Dovizioso Wins; Marquez Blows Up
Silverstone marked two-thirds distance in the 2017 MotoGP title battle, the championship top four fighting it out around the track’s high-speed curves and ending the race separated by just 26 points. There can be little doubt that MotoGP is riding through
Rossi rode off like a man possessed. By lap three he had built a lead of 1.1 seconds ahead of Viñales, Marquez, Dovizioso and Crutchlow, who seemed glued together. It looked like the veteran was trying to repeat Viñales’ 2016 Silverstone checkout: make the break and hope your pursuers waste time tripping over each other.
Rossi was riding beautifully, maintaining a steady advantage, while his pursuers held station until halfdistance when the race came alive. Until then Viñales and the rest had been content to follow each other, babying the throttle to conserve tyres. On lap 11 and 12 of 20 Dovizioso swept past the two Spaniards and got Rossi in his sights. Marquez tried to go with Dovizioso. He took Viñales and was giving chase when his engine blew at the end of the back straight, his championship lead gone in a puff of smoke.
Viñales was briefly fazed by the blowup — he was concerned that he might have oil on his tyres — which dropped him more than a second behind the leading Italian duo. However, he came back immediately, closing on the Ducati’s rear wheel as Dovizioso looked for a way past Rossi.
Dovizioso found the way on lap 17, using the Desmosedici’s superior speed to motor past Rossi on the back straight. Rossi tried to defend his position but he couldn’t. Once again, his M1 had consumed its rear tyre and he didn’t have the grip to counter attack. All he could do now was hang on in the hope of celebrating this milestone race from the podium. But now he had Crutchlow breathing down his neck. And, of course, Crutchlow was the only rider with nothing to lose…
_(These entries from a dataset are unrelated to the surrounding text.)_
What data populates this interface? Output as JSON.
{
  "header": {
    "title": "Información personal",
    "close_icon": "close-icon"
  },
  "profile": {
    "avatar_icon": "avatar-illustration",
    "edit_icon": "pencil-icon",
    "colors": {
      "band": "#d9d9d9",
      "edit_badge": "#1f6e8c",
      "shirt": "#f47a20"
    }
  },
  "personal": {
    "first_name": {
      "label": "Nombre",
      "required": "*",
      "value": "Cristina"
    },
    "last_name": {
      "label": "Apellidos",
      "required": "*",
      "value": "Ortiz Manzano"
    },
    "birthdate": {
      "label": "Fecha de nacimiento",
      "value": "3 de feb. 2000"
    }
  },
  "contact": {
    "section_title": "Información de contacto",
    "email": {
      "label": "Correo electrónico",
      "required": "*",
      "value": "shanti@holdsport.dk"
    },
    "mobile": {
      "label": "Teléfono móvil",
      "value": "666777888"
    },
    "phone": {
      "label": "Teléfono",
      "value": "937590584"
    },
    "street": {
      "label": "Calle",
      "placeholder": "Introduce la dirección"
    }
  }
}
Half a lap after Dovizioso had taken the lead, Viñales also pounced on Rossi. He now had three laps left to devour Dovizioso’s half-second advantage
and make a pass. He so nearly made it when Dovizioso ran wide three corners from the flag. But Dovizioso got himself back online to deny Viñales an invitation. He made it to the chequered flag 0.114 seconds ahead for his fourth win in seven races, which gave him a nine-point championship lead over Marquez, who watched the final laps from his pit.
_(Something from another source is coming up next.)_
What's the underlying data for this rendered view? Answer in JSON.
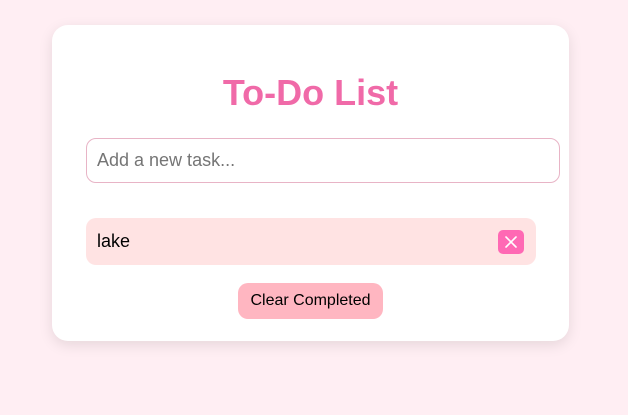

Rossi was a further six-tenths behind the winner and nine-tenths ahead of Crutchlow.
Once again, it had been a mastermind masterclass from Dovizioso: saving his tyres, biding his time, and then making the most of his bike’s strong points to take the lead. “It was very difficult to understand what was happening because the main straight here is very short, so it’s very difficult to see your pit-board,” he said. “I saw that Marc was out but in the last laps I didn’t know there were four of us; I thought I was alone with Valentino. I saw Valentino struggle with his rear tyre so I knew I had to take that opportunity. At the end Viñales came back, so I pushed 100 per cent and was able to manage it. My crew is working very well, which makes such a big difference, especially when you have to make the right decision with tyres, then manage the tyres in the race by riding in different ways.”
Movistar Yamaha’s first one-two since round two in Argentina proved they had made important progress in their recent Misano tests. And Viñales’ second place — his best result since Mugello — confirmed what Dovizioso had proved in Austria and Zarco had proved elsewhere: that Michelin’s soft rear makes a good race tyre.
“I was trying to save my tyres so I could push during the last five laps, which was my strongest point of the race,” said the 2016 British GP winner. “I felt great with the soft; I could enter the corners in a different way. But it was scary when Marc blew up. I got a lot of smoke in my face, but I didn’t know if it was oil or water, so I braked 30 metres earlier and lost a lot of time on the leaders.”
Rossi had led 17 of the 20 laps, so this landmark race ended on a bitter-sweet note: so close and yet so far. “I got a good start and was able to ride well and give my maximum all through the race,” he said. “I enjoyed it because I could ride the bike in a good way, so I had a good pace and was able to stay in front. But we are a bit worried because we still suffer in the last laps. With five laps to go I thought I could win, but then I suffered a bit with the tyres and had to slow down. It was frustrating.”
Crutchlow also suffered with tyres, but with his front. “The hardest front was too soft for us; we need to be one harder,” he said. “In the end I struggled with spinning the rear; I had to use spin to turn the bike because I couldn’t use the front tyre so much.”
Lorenzo had by far his best race on the Ducati, crossing the line in fifth, just 3.5 seconds off the win, comfortably bettering Zarco, who came through from ninth on lap one. Pedrosa took a lonely seventh place, well clear of an on-form Scott Redding (Pramac Ducati). Rookie Alex Rins (Ecstar Suzuki) equalled his best finish in ninth, while team-mate Andrea Iannone crashed out, taking Danilo Petrucci (Pramac Ducati) with him.
Dovi (4) being chased by Marquez (93), but the Spaniard retired with a blown engine
Both Yamaha riders performed well to finish on the podium